ABOUT THIS EXERCISE: Could each entry below be written out exactly, with every picture dropped?

┌──

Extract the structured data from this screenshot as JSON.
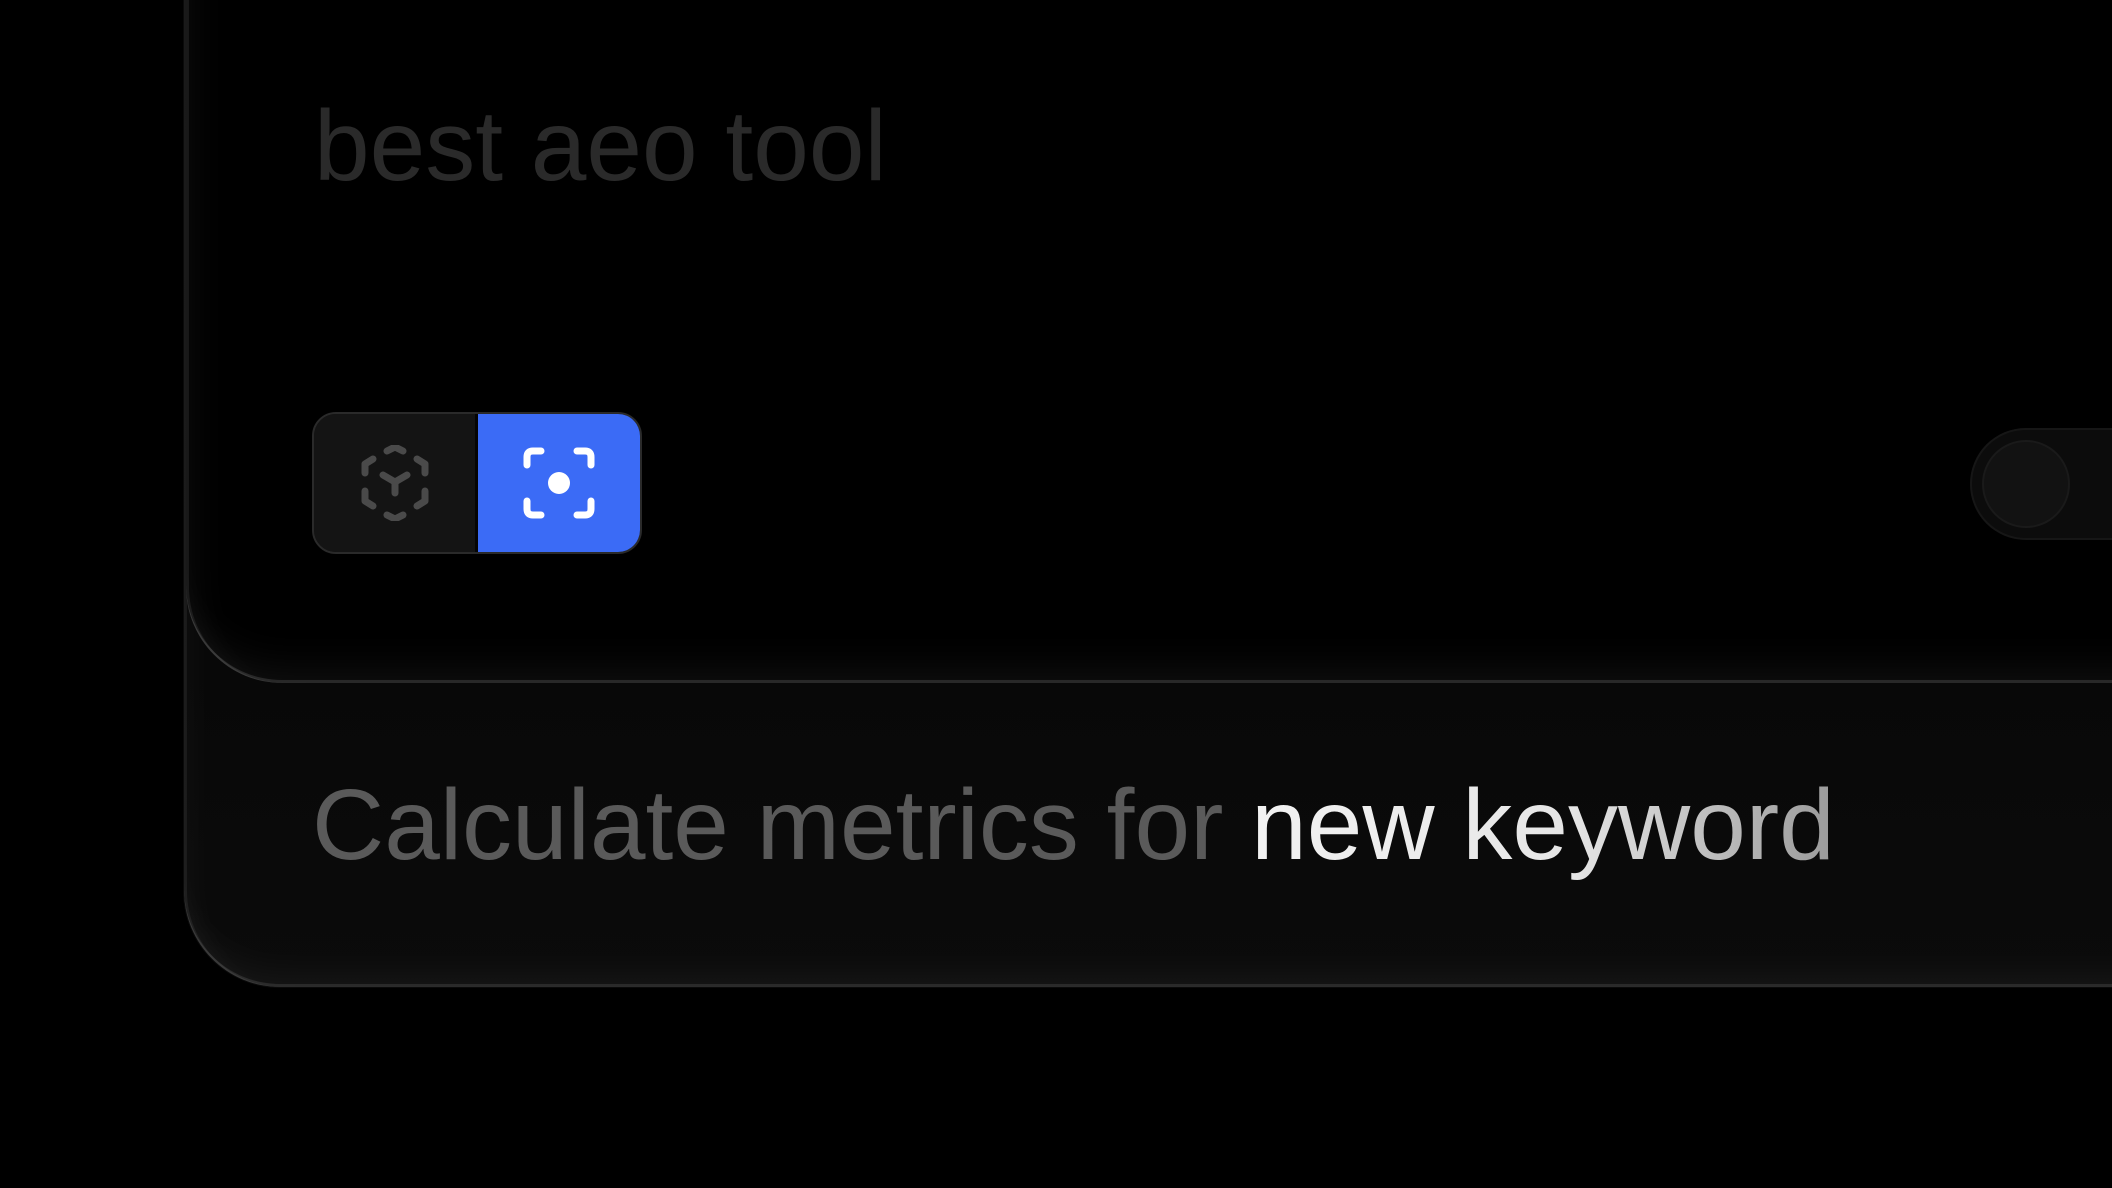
{
  "input": {
    "query": "best aeo tool"
  },
  "mode_toggle": {
    "options": [
      {
        "icon": "dashed-cube-icon",
        "active": false
      },
      {
        "icon": "focus-target-icon",
        "active": true
      }
    ],
    "active_color": "#3b6bf6"
  },
  "footer": {
    "prefix": "Calculate metrics for ",
    "highlight": "new keyword"
  }
}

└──

YOUR SOLUTION:
Extract the structured data from this screenshot as JSON.
{
  "input": {
    "query": "best aeo tool"
  },
  "mode_toggle": {
    "options": [
      {
        "icon": "dashed-cube-icon",
        "active": false
      },
      {
        "icon": "focus-target-icon",
        "active": true
      }
    ],
    "active_color": "#3b6bf6"
  },
  "footer": {
    "prefix": "Calculate metrics for ",
    "highlight": "new keyword"
  }
}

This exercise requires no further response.